What you need to do:
Lines from the one with "Output a JSON" through the end of the listing below are to be retyped exactly.

Data shown:
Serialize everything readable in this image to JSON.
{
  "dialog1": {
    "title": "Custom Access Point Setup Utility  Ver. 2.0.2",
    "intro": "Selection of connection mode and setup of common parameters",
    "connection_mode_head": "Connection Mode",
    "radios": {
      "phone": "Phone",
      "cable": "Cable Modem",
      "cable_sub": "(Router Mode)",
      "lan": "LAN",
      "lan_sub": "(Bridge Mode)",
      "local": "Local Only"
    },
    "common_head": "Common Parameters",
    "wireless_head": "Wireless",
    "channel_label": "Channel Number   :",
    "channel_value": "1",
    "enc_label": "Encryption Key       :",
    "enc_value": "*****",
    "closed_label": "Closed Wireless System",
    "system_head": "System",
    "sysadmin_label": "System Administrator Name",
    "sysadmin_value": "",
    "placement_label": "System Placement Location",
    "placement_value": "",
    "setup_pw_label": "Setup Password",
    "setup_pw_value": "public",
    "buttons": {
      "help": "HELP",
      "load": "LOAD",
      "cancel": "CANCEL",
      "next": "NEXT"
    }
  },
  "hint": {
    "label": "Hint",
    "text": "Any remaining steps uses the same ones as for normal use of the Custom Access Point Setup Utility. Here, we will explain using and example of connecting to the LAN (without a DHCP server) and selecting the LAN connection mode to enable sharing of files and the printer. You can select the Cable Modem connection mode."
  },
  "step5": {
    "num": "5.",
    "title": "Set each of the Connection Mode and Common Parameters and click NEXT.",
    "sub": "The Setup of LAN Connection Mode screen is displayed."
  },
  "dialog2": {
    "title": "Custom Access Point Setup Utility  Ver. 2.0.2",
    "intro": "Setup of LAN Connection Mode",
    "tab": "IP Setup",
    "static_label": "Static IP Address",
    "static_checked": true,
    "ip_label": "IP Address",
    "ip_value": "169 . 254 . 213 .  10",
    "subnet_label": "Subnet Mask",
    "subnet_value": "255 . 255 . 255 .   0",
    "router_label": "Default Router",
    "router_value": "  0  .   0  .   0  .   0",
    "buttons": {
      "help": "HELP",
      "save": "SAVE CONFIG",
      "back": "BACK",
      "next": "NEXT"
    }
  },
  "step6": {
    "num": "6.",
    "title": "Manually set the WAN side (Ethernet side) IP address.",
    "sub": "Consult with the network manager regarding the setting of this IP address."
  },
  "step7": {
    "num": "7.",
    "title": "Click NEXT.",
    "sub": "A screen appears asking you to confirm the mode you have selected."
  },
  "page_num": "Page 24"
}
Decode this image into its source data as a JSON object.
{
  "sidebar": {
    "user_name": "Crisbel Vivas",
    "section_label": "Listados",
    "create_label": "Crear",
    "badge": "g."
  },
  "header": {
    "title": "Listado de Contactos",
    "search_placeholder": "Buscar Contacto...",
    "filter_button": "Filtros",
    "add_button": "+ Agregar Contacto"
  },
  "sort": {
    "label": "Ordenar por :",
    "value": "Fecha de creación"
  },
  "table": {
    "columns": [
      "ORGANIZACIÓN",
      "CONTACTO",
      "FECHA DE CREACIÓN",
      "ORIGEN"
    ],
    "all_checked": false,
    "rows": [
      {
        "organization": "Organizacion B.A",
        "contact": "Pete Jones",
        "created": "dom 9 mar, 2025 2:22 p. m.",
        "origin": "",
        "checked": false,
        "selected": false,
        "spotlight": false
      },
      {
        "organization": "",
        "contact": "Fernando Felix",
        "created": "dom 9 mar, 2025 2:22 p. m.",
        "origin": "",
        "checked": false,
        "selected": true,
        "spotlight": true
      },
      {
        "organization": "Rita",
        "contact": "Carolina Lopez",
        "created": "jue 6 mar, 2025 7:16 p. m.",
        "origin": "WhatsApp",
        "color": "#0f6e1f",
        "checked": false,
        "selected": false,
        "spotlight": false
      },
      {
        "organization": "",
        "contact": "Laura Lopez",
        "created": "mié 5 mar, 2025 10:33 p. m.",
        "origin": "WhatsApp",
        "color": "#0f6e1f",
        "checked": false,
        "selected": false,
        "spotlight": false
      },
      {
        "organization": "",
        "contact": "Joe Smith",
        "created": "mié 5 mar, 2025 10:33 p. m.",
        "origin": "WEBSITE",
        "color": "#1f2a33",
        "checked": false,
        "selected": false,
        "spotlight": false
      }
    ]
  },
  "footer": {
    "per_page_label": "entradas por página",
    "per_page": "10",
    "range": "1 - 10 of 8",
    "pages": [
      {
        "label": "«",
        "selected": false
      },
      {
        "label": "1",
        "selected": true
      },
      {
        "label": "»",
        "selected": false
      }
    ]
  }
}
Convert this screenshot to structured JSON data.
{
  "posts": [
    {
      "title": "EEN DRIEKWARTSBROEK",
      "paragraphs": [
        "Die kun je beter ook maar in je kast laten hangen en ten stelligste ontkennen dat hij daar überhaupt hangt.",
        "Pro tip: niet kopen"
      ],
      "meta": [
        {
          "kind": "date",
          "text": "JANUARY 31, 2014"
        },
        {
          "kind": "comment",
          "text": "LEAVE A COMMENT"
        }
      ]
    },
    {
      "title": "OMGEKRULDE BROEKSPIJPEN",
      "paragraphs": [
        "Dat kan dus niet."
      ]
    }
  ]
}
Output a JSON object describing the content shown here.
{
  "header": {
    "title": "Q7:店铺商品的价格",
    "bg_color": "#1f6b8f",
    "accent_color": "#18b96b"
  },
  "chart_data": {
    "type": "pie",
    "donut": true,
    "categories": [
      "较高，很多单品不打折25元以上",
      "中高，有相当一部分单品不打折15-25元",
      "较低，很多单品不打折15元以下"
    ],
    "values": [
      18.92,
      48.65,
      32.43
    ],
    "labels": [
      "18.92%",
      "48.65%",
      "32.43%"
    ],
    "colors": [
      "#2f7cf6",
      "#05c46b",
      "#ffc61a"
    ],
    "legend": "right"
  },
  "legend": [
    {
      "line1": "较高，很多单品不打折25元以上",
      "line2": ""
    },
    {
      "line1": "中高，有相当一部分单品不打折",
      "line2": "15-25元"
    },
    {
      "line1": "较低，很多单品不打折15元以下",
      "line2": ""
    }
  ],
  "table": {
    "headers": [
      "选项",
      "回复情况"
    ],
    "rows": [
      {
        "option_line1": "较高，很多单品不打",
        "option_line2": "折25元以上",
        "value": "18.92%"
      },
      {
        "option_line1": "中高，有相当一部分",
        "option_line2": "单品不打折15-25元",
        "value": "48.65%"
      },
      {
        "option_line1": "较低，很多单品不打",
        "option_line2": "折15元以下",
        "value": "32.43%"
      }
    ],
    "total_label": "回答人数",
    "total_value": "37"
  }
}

Output of the exercise:
Output a JSON object describing the content shown here.
{
  "header": {
    "title": "Q7:店铺商品的价格",
    "bg_color": "#1f6b8f",
    "accent_color": "#18b96b"
  },
  "chart_data": {
    "type": "pie",
    "donut": true,
    "categories": [
      "较高，很多单品不打折25元以上",
      "中高，有相当一部分单品不打折15-25元",
      "较低，很多单品不打折15元以下"
    ],
    "values": [
      18.92,
      48.65,
      32.43
    ],
    "labels": [
      "18.92%",
      "48.65%",
      "32.43%"
    ],
    "colors": [
      "#2f7cf6",
      "#05c46b",
      "#ffc61a"
    ],
    "legend": "right"
  },
  "legend": [
    {
      "line1": "较高，很多单品不打折25元以上",
      "line2": ""
    },
    {
      "line1": "中高，有相当一部分单品不打折",
      "line2": "15-25元"
    },
    {
      "line1": "较低，很多单品不打折15元以下",
      "line2": ""
    }
  ],
  "table": {
    "headers": [
      "选项",
      "回复情况"
    ],
    "rows": [
      {
        "option_line1": "较高，很多单品不打",
        "option_line2": "折25元以上",
        "value": "18.92%"
      },
      {
        "option_line1": "中高，有相当一部分",
        "option_line2": "单品不打折15-25元",
        "value": "48.65%"
      },
      {
        "option_line1": "较低，很多单品不打",
        "option_line2": "折15元以下",
        "value": "32.43%"
      }
    ],
    "total_label": "回答人数",
    "total_value": "37"
  }
}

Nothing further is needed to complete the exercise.